PROBLEM DETAILS >> Search the listing below for the word "函数前的ebp" and copy each line that holds it.

SOURCE DATA >>
==*==
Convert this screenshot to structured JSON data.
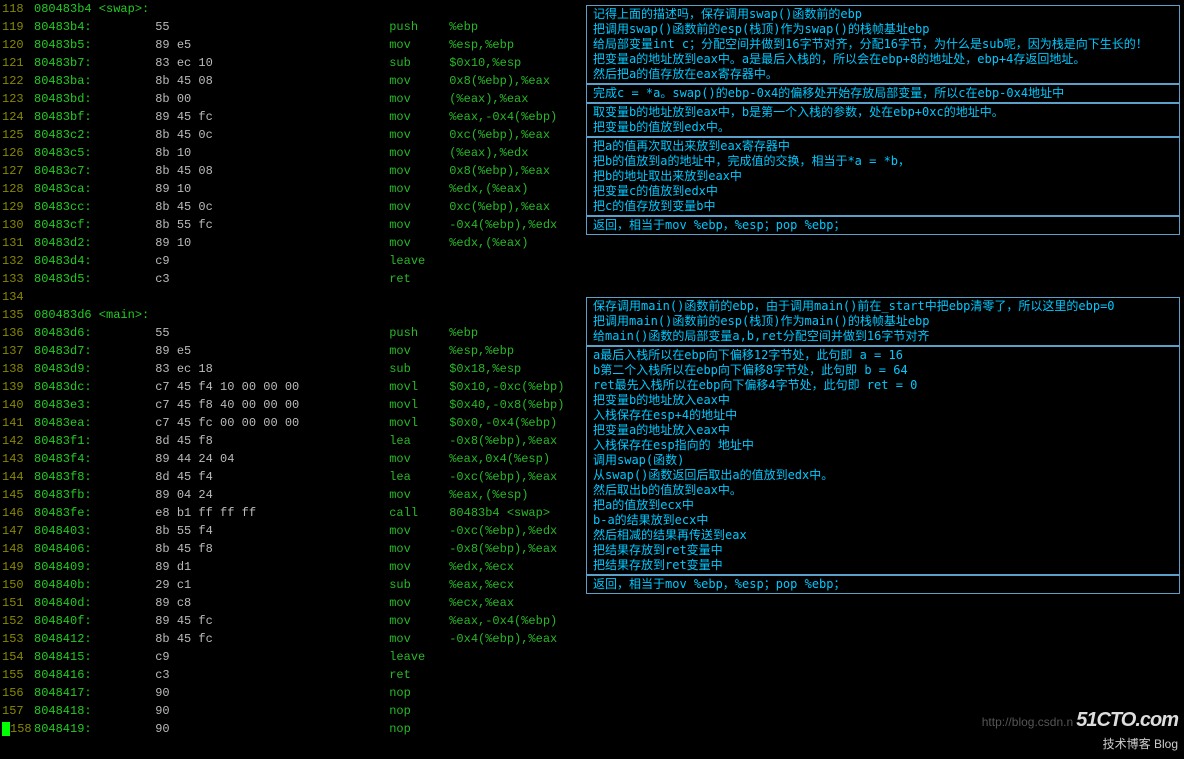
{
  "code_rows": [
    {
      "ln": "118",
      "head": "080483b4 <swap>:"
    },
    {
      "ln": "119",
      "addr": "80483b4:",
      "hex": "55",
      "op": "push",
      "arg": "%ebp"
    },
    {
      "ln": "120",
      "addr": "80483b5:",
      "hex": "89 e5",
      "op": "mov",
      "arg": "%esp,%ebp"
    },
    {
      "ln": "121",
      "addr": "80483b7:",
      "hex": "83 ec 10",
      "op": "sub",
      "arg": "$0x10,%esp"
    },
    {
      "ln": "122",
      "addr": "80483ba:",
      "hex": "8b 45 08",
      "op": "mov",
      "arg": "0x8(%ebp),%eax"
    },
    {
      "ln": "123",
      "addr": "80483bd:",
      "hex": "8b 00",
      "op": "mov",
      "arg": "(%eax),%eax"
    },
    {
      "ln": "124",
      "addr": "80483bf:",
      "hex": "89 45 fc",
      "op": "mov",
      "arg": "%eax,-0x4(%ebp)"
    },
    {
      "ln": "125",
      "addr": "80483c2:",
      "hex": "8b 45 0c",
      "op": "mov",
      "arg": "0xc(%ebp),%eax"
    },
    {
      "ln": "126",
      "addr": "80483c5:",
      "hex": "8b 10",
      "op": "mov",
      "arg": "(%eax),%edx"
    },
    {
      "ln": "127",
      "addr": "80483c7:",
      "hex": "8b 45 08",
      "op": "mov",
      "arg": "0x8(%ebp),%eax"
    },
    {
      "ln": "128",
      "addr": "80483ca:",
      "hex": "89 10",
      "op": "mov",
      "arg": "%edx,(%eax)"
    },
    {
      "ln": "129",
      "addr": "80483cc:",
      "hex": "8b 45 0c",
      "op": "mov",
      "arg": "0xc(%ebp),%eax"
    },
    {
      "ln": "130",
      "addr": "80483cf:",
      "hex": "8b 55 fc",
      "op": "mov",
      "arg": "-0x4(%ebp),%edx"
    },
    {
      "ln": "131",
      "addr": "80483d2:",
      "hex": "89 10",
      "op": "mov",
      "arg": "%edx,(%eax)"
    },
    {
      "ln": "132",
      "addr": "80483d4:",
      "hex": "c9",
      "op": "leave",
      "arg": ""
    },
    {
      "ln": "133",
      "addr": "80483d5:",
      "hex": "c3",
      "op": "ret",
      "arg": ""
    },
    {
      "ln": "134",
      "blank": true
    },
    {
      "ln": "135",
      "head": "080483d6 <main>:"
    },
    {
      "ln": "136",
      "addr": "80483d6:",
      "hex": "55",
      "op": "push",
      "arg": "%ebp"
    },
    {
      "ln": "137",
      "addr": "80483d7:",
      "hex": "89 e5",
      "op": "mov",
      "arg": "%esp,%ebp"
    },
    {
      "ln": "138",
      "addr": "80483d9:",
      "hex": "83 ec 18",
      "op": "sub",
      "arg": "$0x18,%esp"
    },
    {
      "ln": "139",
      "addr": "80483dc:",
      "hex": "c7 45 f4 10 00 00 00",
      "op": "movl",
      "arg": "$0x10,-0xc(%ebp)"
    },
    {
      "ln": "140",
      "addr": "80483e3:",
      "hex": "c7 45 f8 40 00 00 00",
      "op": "movl",
      "arg": "$0x40,-0x8(%ebp)"
    },
    {
      "ln": "141",
      "addr": "80483ea:",
      "hex": "c7 45 fc 00 00 00 00",
      "op": "movl",
      "arg": "$0x0,-0x4(%ebp)"
    },
    {
      "ln": "142",
      "addr": "80483f1:",
      "hex": "8d 45 f8",
      "op": "lea",
      "arg": "-0x8(%ebp),%eax"
    },
    {
      "ln": "143",
      "addr": "80483f4:",
      "hex": "89 44 24 04",
      "op": "mov",
      "arg": "%eax,0x4(%esp)"
    },
    {
      "ln": "144",
      "addr": "80483f8:",
      "hex": "8d 45 f4",
      "op": "lea",
      "arg": "-0xc(%ebp),%eax"
    },
    {
      "ln": "145",
      "addr": "80483fb:",
      "hex": "89 04 24",
      "op": "mov",
      "arg": "%eax,(%esp)"
    },
    {
      "ln": "146",
      "addr": "80483fe:",
      "hex": "e8 b1 ff ff ff",
      "op": "call",
      "arg": "80483b4 <swap>"
    },
    {
      "ln": "147",
      "addr": "8048403:",
      "hex": "8b 55 f4",
      "op": "mov",
      "arg": "-0xc(%ebp),%edx"
    },
    {
      "ln": "148",
      "addr": "8048406:",
      "hex": "8b 45 f8",
      "op": "mov",
      "arg": "-0x8(%ebp),%eax"
    },
    {
      "ln": "149",
      "addr": "8048409:",
      "hex": "89 d1",
      "op": "mov",
      "arg": "%edx,%ecx"
    },
    {
      "ln": "150",
      "addr": "804840b:",
      "hex": "29 c1",
      "op": "sub",
      "arg": "%eax,%ecx"
    },
    {
      "ln": "151",
      "addr": "804840d:",
      "hex": "89 c8",
      "op": "mov",
      "arg": "%ecx,%eax"
    },
    {
      "ln": "152",
      "addr": "804840f:",
      "hex": "89 45 fc",
      "op": "mov",
      "arg": "%eax,-0x4(%ebp)"
    },
    {
      "ln": "153",
      "addr": "8048412:",
      "hex": "8b 45 fc",
      "op": "mov",
      "arg": "-0x4(%ebp),%eax"
    },
    {
      "ln": "154",
      "addr": "8048415:",
      "hex": "c9",
      "op": "leave",
      "arg": ""
    },
    {
      "ln": "155",
      "addr": "8048416:",
      "hex": "c3",
      "op": "ret",
      "arg": ""
    },
    {
      "ln": "156",
      "addr": "8048417:",
      "hex": "90",
      "op": "nop",
      "arg": ""
    },
    {
      "ln": "157",
      "addr": "8048418:",
      "hex": "90",
      "op": "nop",
      "arg": ""
    },
    {
      "ln": "158",
      "addr": "8048419:",
      "hex": "90",
      "op": "nop",
      "arg": "",
      "cursor": true
    }
  ],
  "annot_blocks": [
    {
      "lines": [
        "记得上面的描述吗，保存调用swap()函数前的ebp",
        "把调用swap()函数前的esp(栈顶)作为swap()的栈帧基址ebp",
        "给局部变量int c；分配空间并做到16字节对齐，分配16字节，为什么是sub呢，因为栈是向下生长的！",
        "把变量a的地址放到eax中。a是最后入栈的，所以会在ebp+8的地址处，ebp+4存返回地址。",
        "然后把a的值存放在eax寄存器中。"
      ]
    },
    {
      "lines": [
        "完成c = *a。swap()的ebp-0x4的偏移处开始存放局部变量，所以c在ebp-0x4地址中"
      ]
    },
    {
      "lines": [
        "取变量b的地址放到eax中，b是第一个入栈的参数，处在ebp+0xc的地址中。",
        "把变量b的值放到edx中。"
      ]
    },
    {
      "lines": [
        "把a的值再次取出来放到eax寄存器中",
        "把b的值放到a的地址中，完成值的交换，相当于*a = *b，",
        "把b的地址取出来放到eax中",
        "把变量c的值放到edx中",
        "把c的值存放到变量b中"
      ]
    },
    {
      "lines": [
        "返回，相当于mov   %ebp，%esp；pop  %ebp；"
      ]
    },
    {
      "spacer": "lg"
    },
    {
      "lines": [
        "保存调用main()函数前的ebp，由于调用main()前在_start中把ebp清零了，所以这里的ebp=0",
        "把调用main()函数前的esp(栈顶)作为main()的栈帧基址ebp",
        "给main()函数的局部变量a,b,ret分配空间并做到16字节对齐"
      ]
    },
    {
      "lines": [
        "a最后入栈所以在ebp向下偏移12字节处，此句即 a = 16",
        "b第二个入栈所以在ebp向下偏移8字节处，此句即 b = 64",
        "ret最先入栈所以在ebp向下偏移4字节处，此句即 ret = 0",
        "把变量b的地址放入eax中",
        "入栈保存在esp+4的地址中",
        "把变量a的地址放入eax中",
        "入栈保存在esp指向的  地址中",
        "调用swap(函数)",
        "从swap()函数返回后取出a的值放到edx中。",
        "然后取出b的值放到eax中。",
        "把a的值放到ecx中",
        "b-a的结果放到ecx中",
        "然后相减的结果再传送到eax",
        "把结果存放到ret变量中",
        "把结果存放到ret变量中"
      ]
    },
    {
      "lines": [
        "返回，相当于mov   %ebp，%esp；pop  %ebp；"
      ]
    }
  ],
  "footer": {
    "url": "http://blog.csdn.n",
    "logo": "51CTO.com",
    "sub": "技术博客  Blog"
  }
}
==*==
TASK RESPONSE >>
        "记得上面的描述吗，保存调用swap()函数前的ebp",
        "保存调用main()函数前的ebp，由于调用main()前在_start中把ebp清零了，所以这里的ebp=0",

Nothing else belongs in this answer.